## WHAT IS BEING ASKED
Please, in the data that follows, copy exactly the lines from the line with "Extract the structured" through the last one, both included. Do not include pictures.

## SUPPLIED RECORDS
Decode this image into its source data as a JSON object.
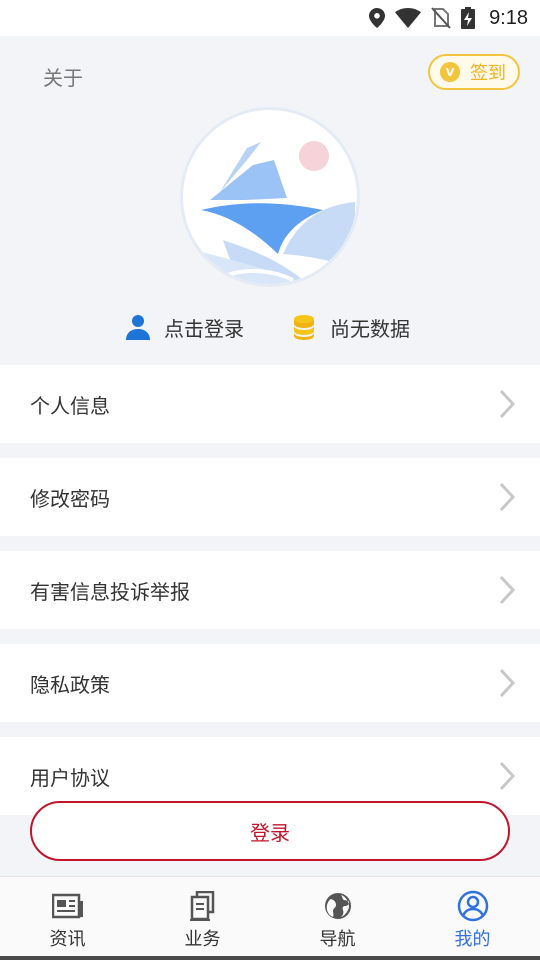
{
  "status_bar": {
    "time": "9:18",
    "icons": [
      "location-icon",
      "wifi-icon",
      "no-sim-icon",
      "battery-charging-icon"
    ]
  },
  "header": {
    "about_label": "关于",
    "signin": {
      "coin_glyph": "V",
      "label": "签到"
    },
    "avatar_icon": "sailboat-logo-icon",
    "login_prompt": "点击登录",
    "points_text": "尚无数据"
  },
  "menu": {
    "items": [
      {
        "label": "个人信息",
        "icon": "chevron-right-icon"
      },
      {
        "label": "修改密码",
        "icon": "chevron-right-icon"
      },
      {
        "label": "有害信息投诉举报",
        "icon": "chevron-right-icon"
      },
      {
        "label": "隐私政策",
        "icon": "chevron-right-icon"
      },
      {
        "label": "用户协议",
        "icon": "chevron-right-icon"
      }
    ]
  },
  "login_button": {
    "label": "登录"
  },
  "tabbar": {
    "active_index": 3,
    "tabs": [
      {
        "label": "资讯",
        "icon": "newspaper-icon"
      },
      {
        "label": "业务",
        "icon": "documents-icon"
      },
      {
        "label": "导航",
        "icon": "globe-icon"
      },
      {
        "label": "我的",
        "icon": "user-circle-icon"
      }
    ]
  },
  "colors": {
    "accent_blue": "#3072de",
    "login_red": "#c4142b",
    "signin_gold": "#f2c53d",
    "background": "#f3f4f8"
  }
}
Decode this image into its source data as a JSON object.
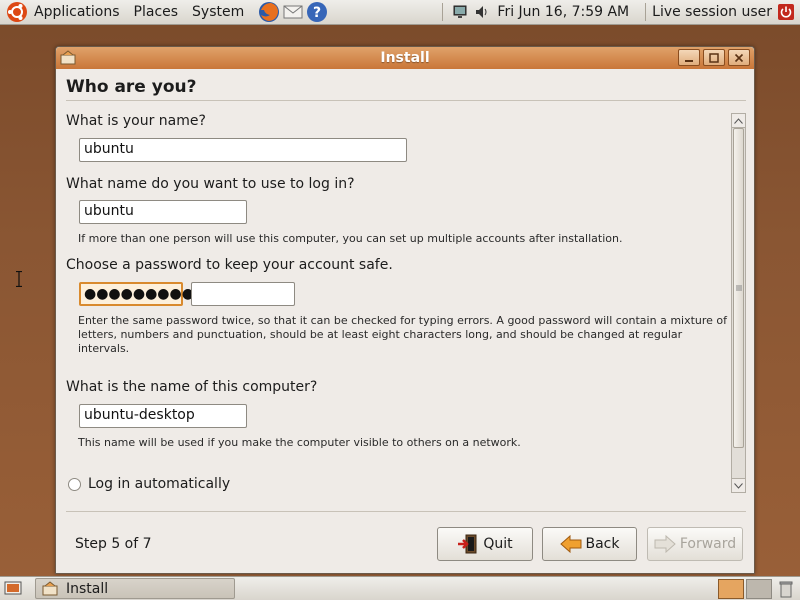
{
  "top_panel": {
    "menus": [
      "Applications",
      "Places",
      "System"
    ],
    "clock": "Fri Jun 16,  7:59 AM",
    "user": "Live session user"
  },
  "window": {
    "title": "Install",
    "heading": "Who are you?",
    "name_question": "What is your name?",
    "name_value": "ubuntu",
    "login_question": "What name do you want to use to log in?",
    "login_value": "ubuntu",
    "login_hint": "If more than one person will use this computer, you can set up multiple accounts after installation.",
    "password_question": "Choose a password to keep your account safe.",
    "password_value": "●●●●●●●●●",
    "password_confirm_value": "",
    "password_hint": "Enter the same password twice, so that it can be checked for typing errors. A good password will contain a mixture of letters, numbers and punctuation, should be at least eight characters long, and should be changed at regular intervals.",
    "computer_question": "What is the name of this computer?",
    "computer_value": "ubuntu-desktop",
    "computer_hint": "This name will be used if you make the computer visible to others on a network.",
    "auto_login_label": "Log in automatically",
    "step_label": "Step 5 of 7",
    "buttons": {
      "quit": "Quit",
      "back": "Back",
      "forward": "Forward"
    }
  },
  "bottom_panel": {
    "task": "Install"
  },
  "colors": {
    "accent_orange": "#d98a2e",
    "titlebar": "#c97638",
    "desktop": "#8a5633"
  }
}
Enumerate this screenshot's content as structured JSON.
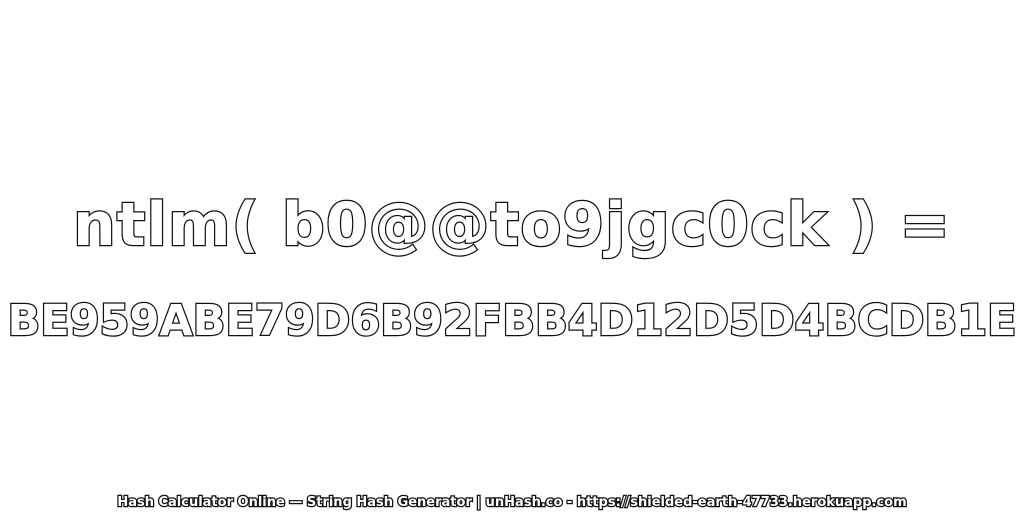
{
  "expression": "ntlm( b0@@to9jgc0ck ) =",
  "hash_value": "BE959ABE79D6B92FBB4D12D5D4BCDB1E",
  "footer": "Hash Calculator Online — String Hash Generator | unHash.co - https://shielded-earth-47733.herokuapp.com",
  "colors": {
    "background": "#ffffff",
    "text_fill": "#ffffff",
    "text_outline": "#111111"
  }
}
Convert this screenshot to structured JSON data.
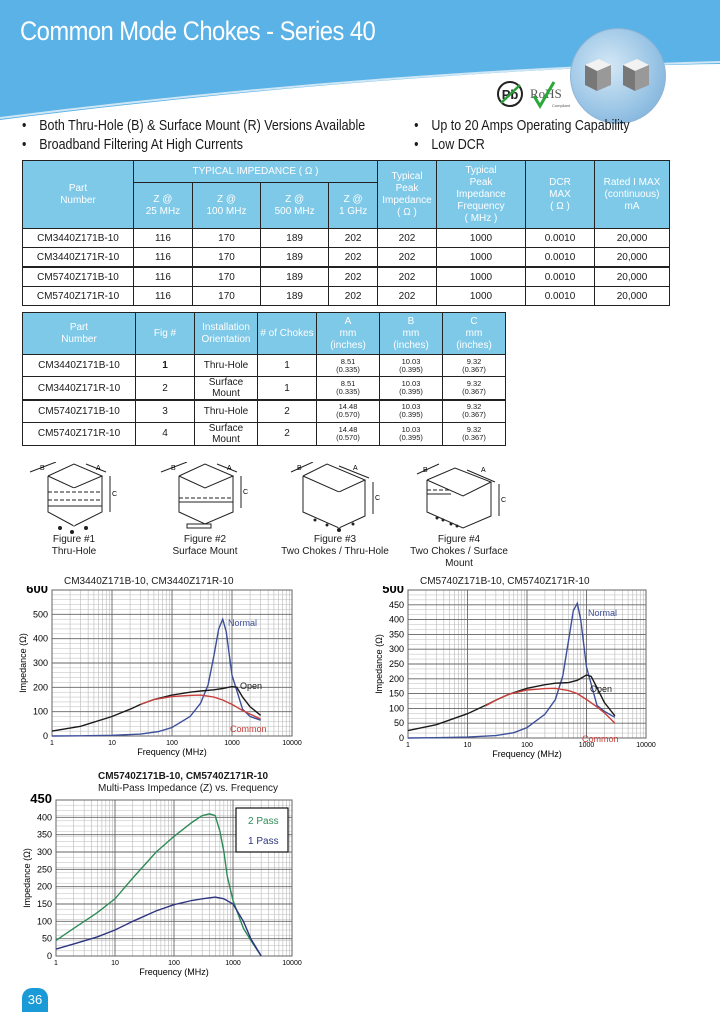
{
  "header": {
    "title": "Common Mode Chokes - Series 40",
    "badges": [
      "Pb",
      "RoHS"
    ],
    "badge_subtext": "Compliant",
    "brand_color": "#5ab2e6"
  },
  "features": [
    "Both Thru-Hole (B) & Surface Mount (R) Versions Available",
    "Up to 20 Amps Operating Capability",
    "Broadband Filtering At High Currents",
    "Low DCR"
  ],
  "impedance_table": {
    "group_header": "TYPICAL IMPEDANCE ( Ω )",
    "headers": [
      "Part Number",
      "Z @ 25 MHz",
      "Z @ 100 MHz",
      "Z @ 500 MHz",
      "Z @ 1 GHz",
      "Typical Peak Impedance ( Ω )",
      "Typical Peak Impedance Frequency ( MHz )",
      "DCR MAX ( Ω )",
      "Rated I MAX (continuous) mA"
    ],
    "header_lines": [
      [
        "Part",
        "Number"
      ],
      [
        "Z @",
        "25 MHz"
      ],
      [
        "Z @",
        "100 MHz"
      ],
      [
        "Z @",
        "500 MHz"
      ],
      [
        "Z @",
        "1 GHz"
      ],
      [
        "Typical",
        "Peak",
        "Impedance",
        "( Ω )"
      ],
      [
        "Typical",
        "Peak",
        "Impedance",
        "Frequency",
        "( MHz )"
      ],
      [
        "DCR",
        "MAX",
        "( Ω )"
      ],
      [
        "Rated I MAX",
        "(continuous)",
        "mA"
      ]
    ],
    "rows": [
      [
        "CM3440Z171B-10",
        "116",
        "170",
        "189",
        "202",
        "202",
        "1000",
        "0.0010",
        "20,000"
      ],
      [
        "CM3440Z171R-10",
        "116",
        "170",
        "189",
        "202",
        "202",
        "1000",
        "0.0010",
        "20,000"
      ],
      [
        "CM5740Z171B-10",
        "116",
        "170",
        "189",
        "202",
        "202",
        "1000",
        "0.0010",
        "20,000"
      ],
      [
        "CM5740Z171R-10",
        "116",
        "170",
        "189",
        "202",
        "202",
        "1000",
        "0.0010",
        "20,000"
      ]
    ]
  },
  "dimension_table": {
    "header_lines": [
      [
        "Part",
        "Number"
      ],
      [
        "Fig #"
      ],
      [
        "Installation",
        "Orientation"
      ],
      [
        "# of Chokes"
      ],
      [
        "A",
        "mm",
        "(inches)"
      ],
      [
        "B",
        "mm",
        "(inches)"
      ],
      [
        "C",
        "mm",
        "(inches)"
      ]
    ],
    "rows": [
      {
        "part": "CM3440Z171B-10",
        "fig": "1",
        "orientation": "Thru-Hole",
        "chokes": "1",
        "a_mm": "8.51",
        "a_in": "(0.335)",
        "b_mm": "10.03",
        "b_in": "(0.395)",
        "c_mm": "9.32",
        "c_in": "(0.367)"
      },
      {
        "part": "CM3440Z171R-10",
        "fig": "2",
        "orientation": "Surface Mount",
        "chokes": "1",
        "a_mm": "8.51",
        "a_in": "(0.335)",
        "b_mm": "10.03",
        "b_in": "(0.395)",
        "c_mm": "9.32",
        "c_in": "(0.367)"
      },
      {
        "part": "CM5740Z171B-10",
        "fig": "3",
        "orientation": "Thru-Hole",
        "chokes": "2",
        "a_mm": "14.48",
        "a_in": "(0.570)",
        "b_mm": "10.03",
        "b_in": "(0.395)",
        "c_mm": "9.32",
        "c_in": "(0.367)"
      },
      {
        "part": "CM5740Z171R-10",
        "fig": "4",
        "orientation": "Surface Mount",
        "chokes": "2",
        "a_mm": "14.48",
        "a_in": "(0.570)",
        "b_mm": "10.03",
        "b_in": "(0.395)",
        "c_mm": "9.32",
        "c_in": "(0.367)"
      }
    ]
  },
  "figures": [
    {
      "label": "Figure #1",
      "caption": "Thru-Hole",
      "dims": [
        "A",
        "B",
        "C"
      ]
    },
    {
      "label": "Figure #2",
      "caption": "Surface Mount",
      "dims": [
        "A",
        "B",
        "C"
      ]
    },
    {
      "label": "Figure #3",
      "caption": "Two Chokes / Thru-Hole",
      "dims": [
        "A",
        "B",
        "C"
      ]
    },
    {
      "label": "Figure #4",
      "caption": "Two Chokes / Surface Mount",
      "dims": [
        "A",
        "B",
        "C"
      ]
    }
  ],
  "chart_data": [
    {
      "type": "line",
      "title": "CM3440Z171B-10, CM3440Z171R-10",
      "xlabel": "Frequency (MHz)",
      "ylabel": "Impedance (Ω)",
      "xscale": "log",
      "xlim": [
        1,
        10000
      ],
      "ylim": [
        0,
        600
      ],
      "xticks": [
        "1",
        "10",
        "100",
        "1000",
        "10000"
      ],
      "yticks": [
        "0",
        "100",
        "200",
        "300",
        "400",
        "500",
        "600"
      ],
      "grid": true,
      "series": [
        {
          "name": "Normal",
          "color": "#3d4f9a",
          "label_pos": "top-right",
          "x": [
            1,
            3,
            10,
            30,
            60,
            100,
            200,
            300,
            400,
            500,
            600,
            700,
            800,
            1000,
            1500,
            2000,
            3000
          ],
          "y": [
            0,
            1,
            3,
            8,
            18,
            35,
            80,
            135,
            210,
            330,
            440,
            480,
            430,
            250,
            110,
            80,
            65
          ]
        },
        {
          "name": "Open",
          "color": "#1a1a1a",
          "label_pos": "right",
          "x": [
            1,
            3,
            10,
            20,
            30,
            50,
            100,
            200,
            300,
            500,
            700,
            1000,
            1200,
            1500,
            2000,
            3000
          ],
          "y": [
            20,
            40,
            80,
            110,
            130,
            150,
            168,
            180,
            185,
            190,
            195,
            203,
            200,
            160,
            120,
            85
          ]
        },
        {
          "name": "Common",
          "color": "#c8413c",
          "label_pos": "bottom-right",
          "x": [
            30,
            50,
            100,
            200,
            300,
            500,
            700,
            1000,
            1500,
            2000,
            3000
          ],
          "y": [
            130,
            150,
            162,
            167,
            168,
            160,
            148,
            130,
            105,
            90,
            70
          ]
        }
      ]
    },
    {
      "type": "line",
      "title": "CM5740Z171B-10, CM5740Z171R-10",
      "xlabel": "Frequency (MHz)",
      "ylabel": "Impedance (Ω)",
      "xscale": "log",
      "xlim": [
        1,
        10000
      ],
      "ylim": [
        0,
        500
      ],
      "xticks": [
        "1",
        "10",
        "100",
        "1000",
        "10000"
      ],
      "yticks": [
        "0",
        "50",
        "100",
        "150",
        "200",
        "250",
        "300",
        "350",
        "400",
        "450",
        "500"
      ],
      "grid": true,
      "series": [
        {
          "name": "Normal",
          "color": "#3d4f9a",
          "label_pos": "top-right",
          "x": [
            1,
            3,
            10,
            30,
            60,
            100,
            200,
            300,
            400,
            500,
            600,
            700,
            800,
            1000,
            1500,
            2000,
            3000
          ],
          "y": [
            0,
            1,
            3,
            8,
            18,
            35,
            80,
            130,
            210,
            330,
            430,
            455,
            400,
            240,
            110,
            90,
            70
          ]
        },
        {
          "name": "Open",
          "color": "#1a1a1a",
          "label_pos": "right",
          "x": [
            1,
            3,
            10,
            20,
            30,
            50,
            100,
            200,
            300,
            500,
            700,
            1000,
            1200,
            1500,
            2000,
            3000
          ],
          "y": [
            25,
            45,
            82,
            110,
            128,
            148,
            168,
            180,
            185,
            187,
            195,
            213,
            208,
            170,
            120,
            75
          ]
        },
        {
          "name": "Common",
          "color": "#c8413c",
          "label_pos": "bottom-right",
          "x": [
            20,
            30,
            50,
            100,
            200,
            300,
            500,
            700,
            1000,
            1500,
            2000,
            3000
          ],
          "y": [
            108,
            128,
            148,
            162,
            167,
            168,
            160,
            150,
            130,
            105,
            85,
            50
          ]
        }
      ]
    },
    {
      "type": "line",
      "title": "CM5740Z171B-10, CM5740Z171R-10",
      "subtitle": "Multi-Pass Impedance (Z) vs. Frequency",
      "xlabel": "Frequency (MHz)",
      "ylabel": "Impedance (Ω)",
      "xscale": "log",
      "xlim": [
        1,
        10000
      ],
      "ylim": [
        0,
        450
      ],
      "xticks": [
        "1",
        "10",
        "100",
        "1000",
        "10000"
      ],
      "yticks": [
        "0",
        "50",
        "100",
        "150",
        "200",
        "250",
        "300",
        "350",
        "400",
        "450"
      ],
      "grid": true,
      "legend": "top-right",
      "series": [
        {
          "name": "2 Pass",
          "color": "#2e8b57",
          "x": [
            1,
            2,
            5,
            10,
            20,
            50,
            100,
            200,
            300,
            400,
            500,
            600,
            700,
            800,
            1000,
            1500,
            2000,
            3000
          ],
          "y": [
            45,
            80,
            125,
            165,
            225,
            300,
            345,
            385,
            405,
            410,
            405,
            360,
            300,
            230,
            160,
            80,
            45,
            0
          ]
        },
        {
          "name": "1 Pass",
          "color": "#2d3580",
          "x": [
            1,
            2,
            5,
            10,
            20,
            50,
            100,
            200,
            300,
            500,
            700,
            1000,
            1500,
            2000,
            3000
          ],
          "y": [
            20,
            35,
            55,
            75,
            100,
            130,
            148,
            160,
            165,
            170,
            165,
            150,
            100,
            50,
            0
          ]
        }
      ]
    }
  ],
  "page_number": "36"
}
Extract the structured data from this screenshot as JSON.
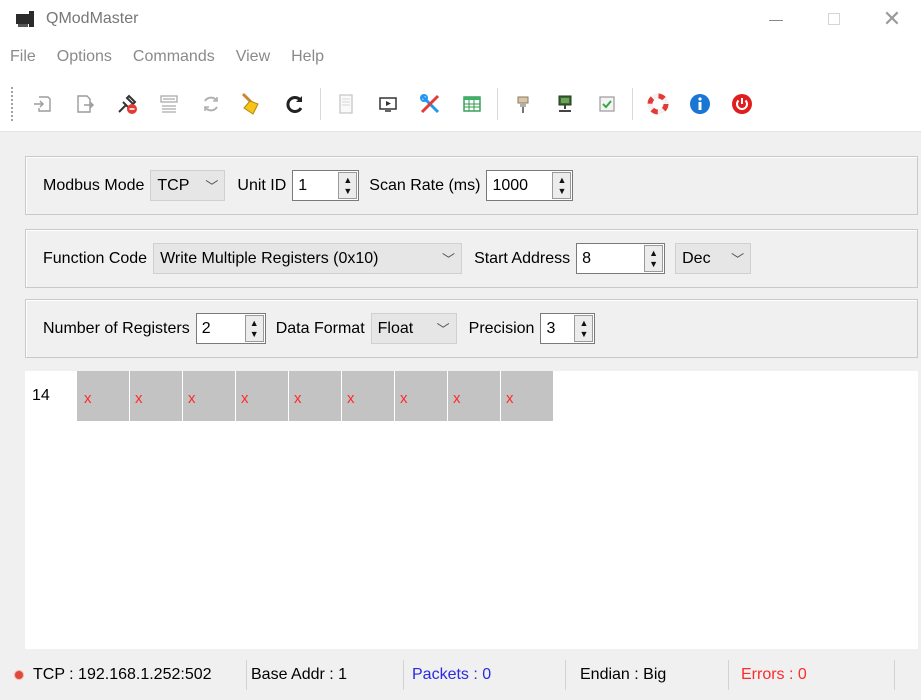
{
  "window": {
    "title": "QModMaster"
  },
  "menu": [
    "File",
    "Options",
    "Commands",
    "View",
    "Help"
  ],
  "toolbar": {
    "icons": [
      "connect-icon",
      "disconnect-icon",
      "reset-counters-icon",
      "bus-monitor-icon",
      "scan-icon",
      "clear-icon",
      "refresh-icon",
      "log-icon",
      "tools-icon",
      "settings-icon",
      "table-icon",
      "serial-port-icon",
      "network-icon",
      "checkbox-icon",
      "help-icon",
      "info-icon",
      "exit-icon"
    ]
  },
  "mode_group": {
    "modbus_mode_label": "Modbus Mode",
    "modbus_mode_value": "TCP",
    "unit_id_label": "Unit ID",
    "unit_id_value": "1",
    "scan_rate_label": "Scan Rate (ms)",
    "scan_rate_value": "1000"
  },
  "function_group": {
    "function_code_label": "Function Code",
    "function_code_value": "Write Multiple Registers (0x10)",
    "start_address_label": "Start Address",
    "start_address_value": "8",
    "address_format_value": "Dec"
  },
  "register_group": {
    "number_registers_label": "Number of Registers",
    "number_registers_value": "2",
    "data_format_label": "Data Format",
    "data_format_value": "Float",
    "precision_label": "Precision",
    "precision_value": "3"
  },
  "data_table": {
    "row_header": "14",
    "cells": [
      "x",
      "x",
      "x",
      "x",
      "x",
      "x",
      "x",
      "x",
      "x"
    ]
  },
  "status": {
    "connection": "TCP : 192.168.1.252:502",
    "base_addr": "Base Addr : 1",
    "packets": "Packets : 0",
    "endian": "Endian : Big",
    "errors": "Errors : 0"
  }
}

## RESULT OF THIS EXERCISE
Extract the structured data from this screenshot as JSON.
{
  "window": {
    "title": "QModMaster"
  },
  "menu": [
    "File",
    "Options",
    "Commands",
    "View",
    "Help"
  ],
  "toolbar": {
    "icons": [
      "connect-icon",
      "disconnect-icon",
      "reset-counters-icon",
      "bus-monitor-icon",
      "scan-icon",
      "clear-icon",
      "refresh-icon",
      "log-icon",
      "tools-icon",
      "settings-icon",
      "table-icon",
      "serial-port-icon",
      "network-icon",
      "checkbox-icon",
      "help-icon",
      "info-icon",
      "exit-icon"
    ]
  },
  "mode_group": {
    "modbus_mode_label": "Modbus Mode",
    "modbus_mode_value": "TCP",
    "unit_id_label": "Unit ID",
    "unit_id_value": "1",
    "scan_rate_label": "Scan Rate (ms)",
    "scan_rate_value": "1000"
  },
  "function_group": {
    "function_code_label": "Function Code",
    "function_code_value": "Write Multiple Registers (0x10)",
    "start_address_label": "Start Address",
    "start_address_value": "8",
    "address_format_value": "Dec"
  },
  "register_group": {
    "number_registers_label": "Number of Registers",
    "number_registers_value": "2",
    "data_format_label": "Data Format",
    "data_format_value": "Float",
    "precision_label": "Precision",
    "precision_value": "3"
  },
  "data_table": {
    "row_header": "14",
    "cells": [
      "x",
      "x",
      "x",
      "x",
      "x",
      "x",
      "x",
      "x",
      "x"
    ]
  },
  "status": {
    "connection": "TCP : 192.168.1.252:502",
    "base_addr": "Base Addr : 1",
    "packets": "Packets : 0",
    "endian": "Endian : Big",
    "errors": "Errors : 0"
  }
}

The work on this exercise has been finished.